- _Exercise brief_
Working from the entries that follow, retype each one without any alteration.

(Records to use begins)

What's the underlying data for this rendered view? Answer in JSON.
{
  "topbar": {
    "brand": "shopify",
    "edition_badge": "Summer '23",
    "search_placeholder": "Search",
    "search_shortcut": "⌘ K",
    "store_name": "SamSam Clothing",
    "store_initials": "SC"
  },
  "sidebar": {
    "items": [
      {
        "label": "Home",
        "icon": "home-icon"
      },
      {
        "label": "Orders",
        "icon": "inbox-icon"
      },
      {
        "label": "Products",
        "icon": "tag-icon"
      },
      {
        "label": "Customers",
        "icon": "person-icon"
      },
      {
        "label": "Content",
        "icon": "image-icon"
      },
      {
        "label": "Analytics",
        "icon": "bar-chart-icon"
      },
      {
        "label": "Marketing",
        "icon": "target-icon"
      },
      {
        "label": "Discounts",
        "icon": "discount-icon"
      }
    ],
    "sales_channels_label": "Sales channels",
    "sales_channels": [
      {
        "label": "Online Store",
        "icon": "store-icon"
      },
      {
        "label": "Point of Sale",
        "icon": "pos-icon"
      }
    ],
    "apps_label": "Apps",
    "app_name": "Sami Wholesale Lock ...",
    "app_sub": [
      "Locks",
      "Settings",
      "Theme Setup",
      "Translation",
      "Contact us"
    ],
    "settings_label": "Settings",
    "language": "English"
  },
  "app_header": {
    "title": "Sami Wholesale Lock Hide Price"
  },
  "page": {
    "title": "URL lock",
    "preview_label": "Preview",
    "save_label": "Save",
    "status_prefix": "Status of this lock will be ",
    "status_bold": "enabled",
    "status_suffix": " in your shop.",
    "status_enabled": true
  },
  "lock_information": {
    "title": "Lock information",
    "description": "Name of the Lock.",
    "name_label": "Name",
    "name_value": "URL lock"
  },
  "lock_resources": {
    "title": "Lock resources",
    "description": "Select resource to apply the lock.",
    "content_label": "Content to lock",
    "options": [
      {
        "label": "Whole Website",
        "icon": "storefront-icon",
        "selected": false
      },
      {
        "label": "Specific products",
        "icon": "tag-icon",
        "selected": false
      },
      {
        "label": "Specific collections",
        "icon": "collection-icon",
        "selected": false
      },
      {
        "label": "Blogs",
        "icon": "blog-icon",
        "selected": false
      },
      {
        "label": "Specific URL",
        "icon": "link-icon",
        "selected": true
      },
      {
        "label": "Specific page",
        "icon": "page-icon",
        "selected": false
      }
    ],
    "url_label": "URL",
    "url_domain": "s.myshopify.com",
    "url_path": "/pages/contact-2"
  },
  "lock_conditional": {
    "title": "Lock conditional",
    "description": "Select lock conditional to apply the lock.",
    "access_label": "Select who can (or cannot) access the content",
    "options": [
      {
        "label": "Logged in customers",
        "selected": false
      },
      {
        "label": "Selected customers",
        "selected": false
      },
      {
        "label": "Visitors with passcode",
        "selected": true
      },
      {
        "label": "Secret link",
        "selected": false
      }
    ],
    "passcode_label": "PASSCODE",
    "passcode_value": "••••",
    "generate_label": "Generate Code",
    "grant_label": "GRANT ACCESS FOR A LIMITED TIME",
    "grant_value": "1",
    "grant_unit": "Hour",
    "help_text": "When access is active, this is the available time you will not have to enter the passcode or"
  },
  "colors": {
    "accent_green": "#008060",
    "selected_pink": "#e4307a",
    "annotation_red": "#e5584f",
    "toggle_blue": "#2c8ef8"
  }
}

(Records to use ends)

- _Reply to the task_
What's the underlying data for this rendered view? Answer in JSON.
{
  "topbar": {
    "brand": "shopify",
    "edition_badge": "Summer '23",
    "search_placeholder": "Search",
    "search_shortcut": "⌘ K",
    "store_name": "SamSam Clothing",
    "store_initials": "SC"
  },
  "sidebar": {
    "items": [
      {
        "label": "Home",
        "icon": "home-icon"
      },
      {
        "label": "Orders",
        "icon": "inbox-icon"
      },
      {
        "label": "Products",
        "icon": "tag-icon"
      },
      {
        "label": "Customers",
        "icon": "person-icon"
      },
      {
        "label": "Content",
        "icon": "image-icon"
      },
      {
        "label": "Analytics",
        "icon": "bar-chart-icon"
      },
      {
        "label": "Marketing",
        "icon": "target-icon"
      },
      {
        "label": "Discounts",
        "icon": "discount-icon"
      }
    ],
    "sales_channels_label": "Sales channels",
    "sales_channels": [
      {
        "label": "Online Store",
        "icon": "store-icon"
      },
      {
        "label": "Point of Sale",
        "icon": "pos-icon"
      }
    ],
    "apps_label": "Apps",
    "app_name": "Sami Wholesale Lock ...",
    "app_sub": [
      "Locks",
      "Settings",
      "Theme Setup",
      "Translation",
      "Contact us"
    ],
    "settings_label": "Settings",
    "language": "English"
  },
  "app_header": {
    "title": "Sami Wholesale Lock Hide Price"
  },
  "page": {
    "title": "URL lock",
    "preview_label": "Preview",
    "save_label": "Save",
    "status_prefix": "Status of this lock will be ",
    "status_bold": "enabled",
    "status_suffix": " in your shop.",
    "status_enabled": true
  },
  "lock_information": {
    "title": "Lock information",
    "description": "Name of the Lock.",
    "name_label": "Name",
    "name_value": "URL lock"
  },
  "lock_resources": {
    "title": "Lock resources",
    "description": "Select resource to apply the lock.",
    "content_label": "Content to lock",
    "options": [
      {
        "label": "Whole Website",
        "icon": "storefront-icon",
        "selected": false
      },
      {
        "label": "Specific products",
        "icon": "tag-icon",
        "selected": false
      },
      {
        "label": "Specific collections",
        "icon": "collection-icon",
        "selected": false
      },
      {
        "label": "Blogs",
        "icon": "blog-icon",
        "selected": false
      },
      {
        "label": "Specific URL",
        "icon": "link-icon",
        "selected": true
      },
      {
        "label": "Specific page",
        "icon": "page-icon",
        "selected": false
      }
    ],
    "url_label": "URL",
    "url_domain": "s.myshopify.com",
    "url_path": "/pages/contact-2"
  },
  "lock_conditional": {
    "title": "Lock conditional",
    "description": "Select lock conditional to apply the lock.",
    "access_label": "Select who can (or cannot) access the content",
    "options": [
      {
        "label": "Logged in customers",
        "selected": false
      },
      {
        "label": "Selected customers",
        "selected": false
      },
      {
        "label": "Visitors with passcode",
        "selected": true
      },
      {
        "label": "Secret link",
        "selected": false
      }
    ],
    "passcode_label": "PASSCODE",
    "passcode_value": "••••",
    "generate_label": "Generate Code",
    "grant_label": "GRANT ACCESS FOR A LIMITED TIME",
    "grant_value": "1",
    "grant_unit": "Hour",
    "help_text": "When access is active, this is the available time you will not have to enter the passcode or"
  },
  "colors": {
    "accent_green": "#008060",
    "selected_pink": "#e4307a",
    "annotation_red": "#e5584f",
    "toggle_blue": "#2c8ef8"
  }
}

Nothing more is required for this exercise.